  • Overall Rating : 7/10

To break the Woljay combo of this collection we have a leather helmet from Hanmi Global. While Woljay does offer a half-shell leather class helmet, we prefer this one from Hanmi Global. There is just something about this helmet that sparks our imagination. I suppose we need to give it a name as well, since we can’t just call it leather half-shell. “Digby” should suffice.

The Digby by Hanmi Global is the poster child of leather vintage motorcycle helmets. With all kinds of beauty everywhere you look along the helmet. Especially in the goggles which come with the Digby. The goggles are what make the Digby, while the helmet does have great internal qualities, it’s not much of a looker without the goggles.

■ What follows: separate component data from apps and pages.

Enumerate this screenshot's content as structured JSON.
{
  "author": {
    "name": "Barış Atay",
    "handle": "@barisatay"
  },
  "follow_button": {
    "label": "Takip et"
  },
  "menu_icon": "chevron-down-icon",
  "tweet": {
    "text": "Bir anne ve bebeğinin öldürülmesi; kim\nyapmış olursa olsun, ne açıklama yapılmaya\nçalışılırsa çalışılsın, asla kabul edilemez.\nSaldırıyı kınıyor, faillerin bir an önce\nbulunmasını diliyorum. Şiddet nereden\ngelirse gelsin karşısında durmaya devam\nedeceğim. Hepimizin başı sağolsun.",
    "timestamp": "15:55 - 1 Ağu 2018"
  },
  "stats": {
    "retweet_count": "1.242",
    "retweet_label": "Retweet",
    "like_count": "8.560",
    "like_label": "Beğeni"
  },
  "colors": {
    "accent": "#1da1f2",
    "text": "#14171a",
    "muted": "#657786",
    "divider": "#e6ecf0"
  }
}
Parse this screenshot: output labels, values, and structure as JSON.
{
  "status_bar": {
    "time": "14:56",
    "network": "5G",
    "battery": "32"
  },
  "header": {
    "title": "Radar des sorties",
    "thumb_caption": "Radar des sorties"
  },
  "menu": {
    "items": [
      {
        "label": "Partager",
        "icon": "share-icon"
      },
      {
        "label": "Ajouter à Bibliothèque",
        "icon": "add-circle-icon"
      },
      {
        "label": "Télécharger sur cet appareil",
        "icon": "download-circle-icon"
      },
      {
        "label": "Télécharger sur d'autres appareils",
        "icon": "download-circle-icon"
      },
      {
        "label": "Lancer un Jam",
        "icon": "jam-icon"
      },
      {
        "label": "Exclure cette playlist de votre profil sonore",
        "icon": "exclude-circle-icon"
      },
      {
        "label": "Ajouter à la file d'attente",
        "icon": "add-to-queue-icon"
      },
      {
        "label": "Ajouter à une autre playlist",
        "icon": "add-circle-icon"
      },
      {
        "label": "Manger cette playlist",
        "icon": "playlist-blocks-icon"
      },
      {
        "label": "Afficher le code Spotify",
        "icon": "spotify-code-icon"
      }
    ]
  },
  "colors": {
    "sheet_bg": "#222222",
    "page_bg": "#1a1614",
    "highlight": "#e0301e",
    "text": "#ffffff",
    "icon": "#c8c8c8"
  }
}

Either way, whatever vintage goggles you have will look great around this leather helmet. The Digby does exactly what you want a leather helmet to do, a novelty helmet all around. Being a low profile half-shell and with no DOT certification, you’re going to get this helmet for how it looks, not to protect your noggin.

That being said, cruiser class helmets aren’t known to be great in safety. Bucket lids, just to have something to wear. So if your state required DOT certification to be road legal you might want to find a different model.

The Digby is a cool helmet, it’s leather and isn't tacky about it. Hanmi Global did a great job in making a great looking helmet, heavily inspired by the vintage days of old. Pair this helmet with your favorite pair of vintage goggles or use the ones that it comes with. 

PROS

  • The helmet and goggle combo is pure classic goodness.
  • Quality liner and chin strap.

CONS

  • Without the goggles the half-shell helmet looks underwhelming.
  • Half-shell and DOT certified, so not exactly safe.

Conclusion

I’ll just put this out there, I love the vintage look. I’m the kind of guy that is really into fanfare and the classics. I’ve also been known to delve into a cliche or two. So there is a warm place in my heart for vintage motorcycle helmets, I own 3 myself and have given half a dozen as gifts.

They’re affordable and just look fantastic, while every helmet on this list would be a highlight in any collection, I prefer the Bell Custom 500. Having 2 in my collection myself.

One as a Sci-fi inspired space punk style and another for my Dallas Cowboys. We’re going to win it all next year, I can feel it, can I get a “How bout them Cowboys!” in the comments?

If I were in your position I would jump go all in with this helmet. Either as your first helmet, as a handy backup, to be a work of art in your collection, or to give as a gift. There is very little reason to not get one of these lids.

It’s Bell quality at a fair price, but most importantly it’s a helmet you can truly make your own. Pick out a visor and find yourself an artist to go to town on one of these.